Meant for short-term relief, these medications are prescribed repeatedly.

Over three decades, Marjorie Carmen had helped her husband, Milton, through many of his health issues. From heart surgery to cancer to a hip replacement, they had survived each of them.

But in 2007, as her husband slowly descended into dementia, it scared her. It was not so much the fear of him dying or leaving her alone. It was the angst over what the Yale-educated, highly successful real estate developer with his New England upbringing and sensibilities would have to endure, unable to fend for himself – the sheer indignity of dementia.

Read More ➔

‘Support for those in Withdrawal Who Struggle With Family & Friends Not Understanding’ by Baylissa Frederick

bfrederickOne of the most challenging and frustrating aspects of withdrawal is that feeling of being misunderstood, unsupported and isolated.

If someone has diabetes, dystonia or other chronic illness or experiences a life event such as a bereavement, people will more often empathise and offer support. They understand these issues – the required dietary restrictions, medication, etc., and they will be able to tell you the stages of grief. Support of every kind is forthcoming because there is enough awareness, shared through every medium, on these topics.

Even an addiction to cocaine, alcohol or heroin receives more attention and holds more credibility than protracted benzodiazepine and antidepressant withdrawal. It is saddening indeed that those in withdrawal are so terribly misunderstood.

Read More ➔

Excerpt from Anna’s Recovery Story: ‘Should I or shouldn’t I?’

stories-02Through his heroin addiction and recovery, Anna’s brother has taught her so much about life, including the most valuable lesson she could ever learn – you can get through anything.

“… there’s no way I can tell this story without saying that my brother is truly the most inspirational person I know. I am in awe of who he is and what he’s achieved. He has taught me so much about life, including the most valuable lesson I could ever possibly learn – that you can get through anything.”

‘6. Emotional release
My parents could see that I wasn’t really coping with what was happening and they convinced me to go and see a counsellor. I went to see a very expensive psychologist for three sessions. The first two sessions were spent crying and telling the same story I’d told everyone else a thousand times.

Read More ➔

Adam’s Story: A Moment of Clarity

Adams Story 2I thought we’d have a period of having excerpts from our collection of Stories. Let’s start with the Story of my good friend Adam. I met Adam here in Perth and he now lives in the UK with his lovely wife and two young girls.

After years of having problems with amphetamine, alcohol and cannabis, Adam reached this stage:
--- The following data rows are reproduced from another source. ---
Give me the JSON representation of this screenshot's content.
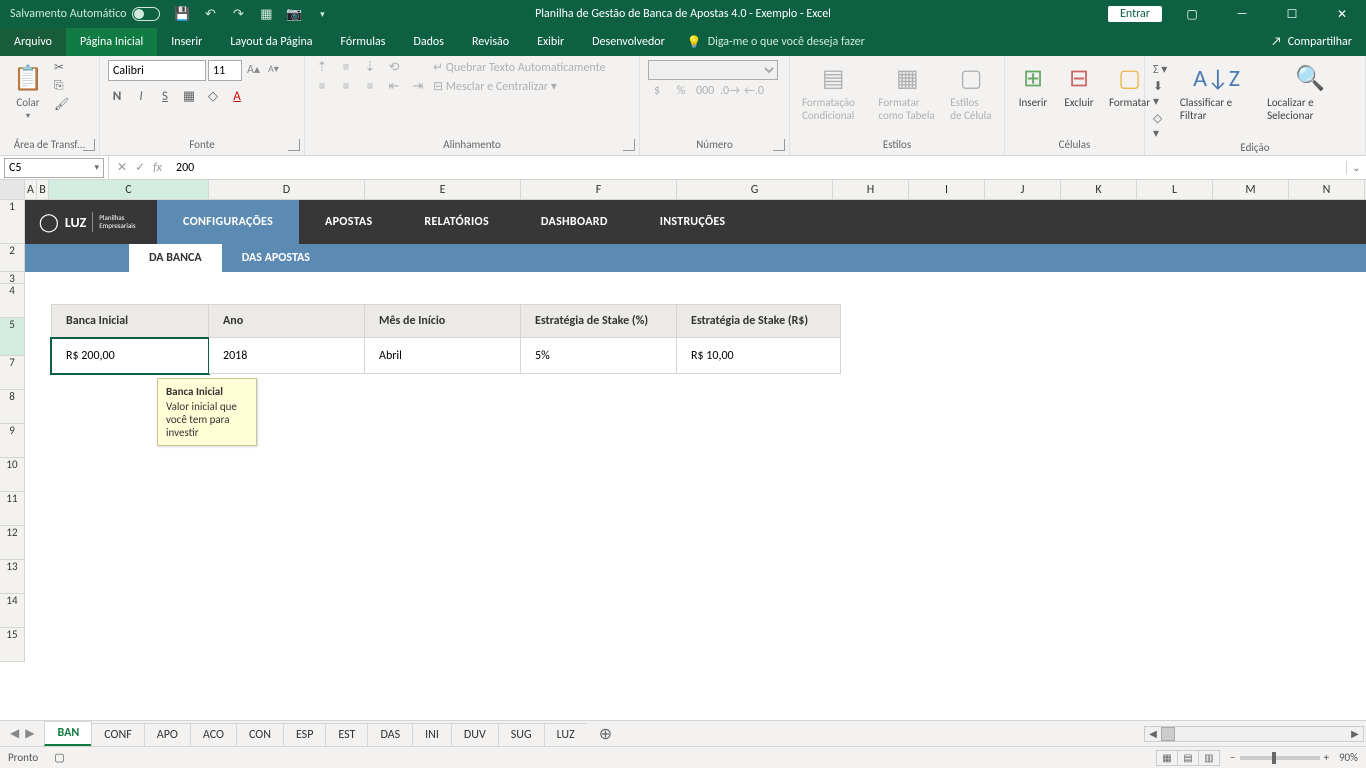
{
  "titlebar": {
    "autosave": "Salvamento Automático",
    "title": "Planilha de Gestão de Banca de Apostas 4.0 - Exemplo  -  Excel",
    "enter": "Entrar"
  },
  "menu": {
    "file": "Arquivo",
    "home": "Página Inicial",
    "insert": "Inserir",
    "layout": "Layout da Página",
    "formulas": "Fórmulas",
    "data": "Dados",
    "review": "Revisão",
    "view": "Exibir",
    "developer": "Desenvolvedor",
    "tellme": "Diga-me o que você deseja fazer",
    "share": "Compartilhar"
  },
  "ribbon": {
    "clipboard": {
      "paste": "Colar",
      "group": "Área de Transf..."
    },
    "font": {
      "name": "Calibri",
      "size": "11",
      "group": "Fonte"
    },
    "align": {
      "wrap": "Quebrar Texto Automaticamente",
      "merge": "Mesclar e Centralizar",
      "group": "Alinhamento"
    },
    "number": {
      "group": "Número"
    },
    "styles": {
      "cond": "Formatação Condicional",
      "table": "Formatar como Tabela",
      "cell": "Estilos de Célula",
      "group": "Estilos"
    },
    "cells": {
      "insert": "Inserir",
      "delete": "Excluir",
      "format": "Formatar",
      "group": "Células"
    },
    "editing": {
      "sort": "Classificar e Filtrar",
      "find": "Localizar e Selecionar",
      "group": "Edição"
    }
  },
  "namebox": "C5",
  "formula": "200",
  "colheads": [
    "A",
    "B",
    "C",
    "D",
    "E",
    "F",
    "G",
    "H",
    "I",
    "J",
    "K",
    "L",
    "M",
    "N"
  ],
  "rowheads": [
    "1",
    "2",
    "3",
    "4",
    "5",
    "7",
    "8",
    "9",
    "10",
    "11",
    "12",
    "13",
    "14",
    "15"
  ],
  "sheetNav": {
    "logo1": "LUZ",
    "logo2": "Planilhas Empresariais",
    "tabs": [
      "CONFIGURAÇÕES",
      "APOSTAS",
      "RELATÓRIOS",
      "DASHBOARD",
      "INSTRUÇÕES"
    ],
    "subtabs": [
      "DA BANCA",
      "DAS APOSTAS"
    ]
  },
  "table": {
    "headers": [
      "Banca Inicial",
      "Ano",
      "Mês de Início",
      "Estratégia de Stake (%)",
      "Estratégia de Stake (R$)"
    ],
    "values": [
      "R$ 200,00",
      "2018",
      "Abril",
      "5%",
      "R$ 10,00"
    ]
  },
  "tooltip": {
    "title": "Banca Inicial",
    "body": "Valor inicial que você tem para investir"
  },
  "sheets": [
    "BAN",
    "CONF",
    "APO",
    "ACO",
    "CON",
    "ESP",
    "EST",
    "DAS",
    "INI",
    "DUV",
    "SUG",
    "LUZ"
  ],
  "status": {
    "ready": "Pronto",
    "zoom": "90%"
  }
}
‘Eventually, I ended up living in a caravan in Palm Beach, near Rockingham. I had sold my car for $50, which bought me two dope sticks. I got around on an old pushbike from the dump, but ended up selling that. I was just drinking and smoking dope to get blottoed, and often would wake up to find myself covered in vomit. The caravan, like me, was a mess. Eventually the dope ran out, then the money.
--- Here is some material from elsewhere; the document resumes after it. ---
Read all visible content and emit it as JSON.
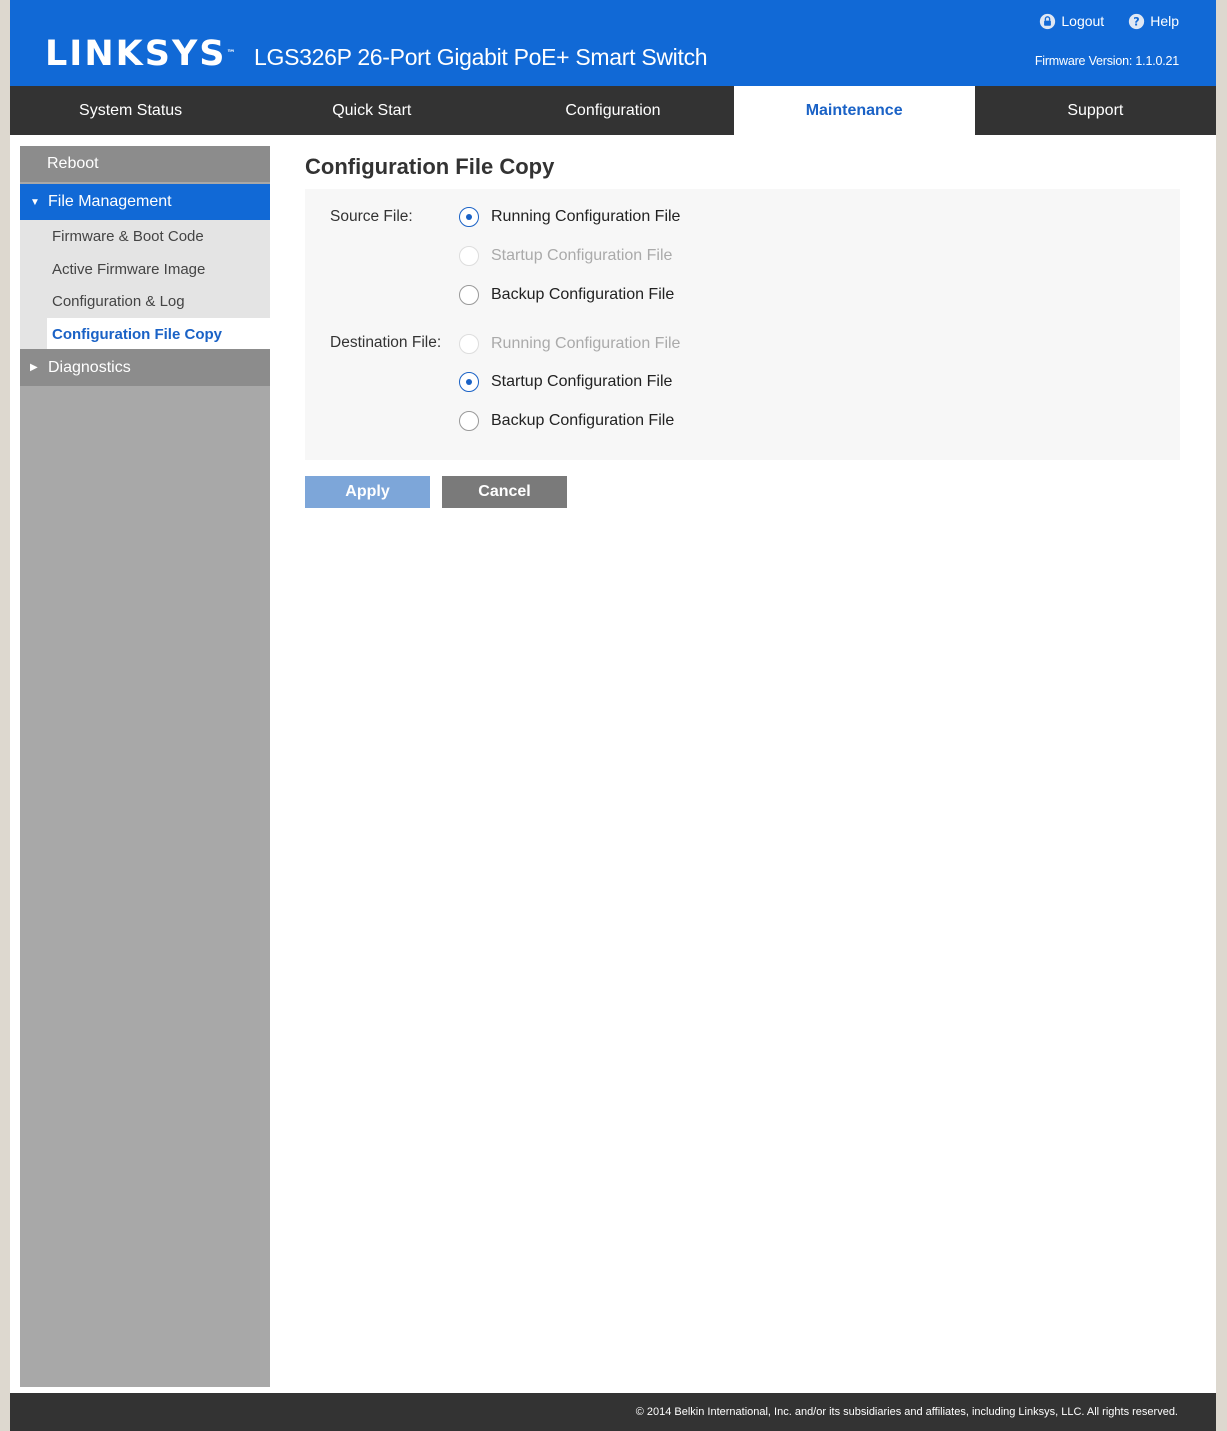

Read More ➔

Barry Haslam – Addiction to Prescription Drugs

“Not only is it a national scandal, it is a political problem. And it needs a political solution. In fact, I’d go even further and say, it needs an independent public inquiry. We’ve had 50 years of prescribing these drugs which have addicted literally millions, certainly one and a half millions currently [in UK – DC] and they’ve injured, disabled, they’ve killed people…”

Here is a real courageous man, someone who has highlighted the problem of prescription drug addiction and tried to help people for years. You are a true hero, Barry! And you too, Sue!!
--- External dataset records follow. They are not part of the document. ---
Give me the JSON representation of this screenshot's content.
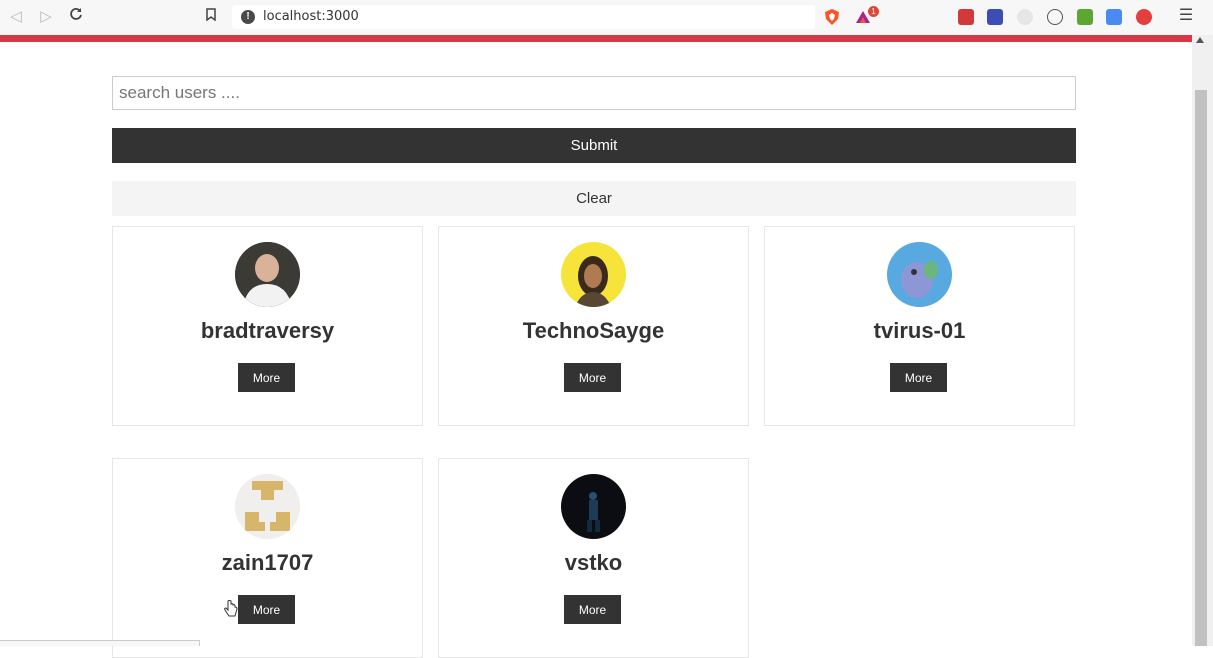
{
  "browser": {
    "url": "localhost:3000",
    "notification_count": "1"
  },
  "search": {
    "placeholder": "search users ....",
    "value": ""
  },
  "buttons": {
    "submit_label": "Submit",
    "clear_label": "Clear"
  },
  "users": [
    {
      "login": "bradtraversy",
      "more_label": "More"
    },
    {
      "login": "TechnoSayge",
      "more_label": "More"
    },
    {
      "login": "tvirus-01",
      "more_label": "More"
    },
    {
      "login": "zain1707",
      "more_label": "More"
    },
    {
      "login": "vstko",
      "more_label": "More"
    }
  ],
  "colors": {
    "accent_line": "#dc3545",
    "dark_button": "#333333",
    "light_button": "#f4f4f4"
  }
}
‘In conjunction with the imminent launch of our new service which we will be delivering in the new year, ‘ADS-Haslam Clinics for Prescribed Addiction’, we interviewed Barry Haslam, our partner and leading expert on the effects of prescription drugs.

During the interview Barry talks about his struggle with addiction to prescribed medicines and the devastating effects it’s had on himself and those around him. We also hear the story from a carers point of view from Barry’s wife Sue and collectively their resolve to make this national scandal understood.’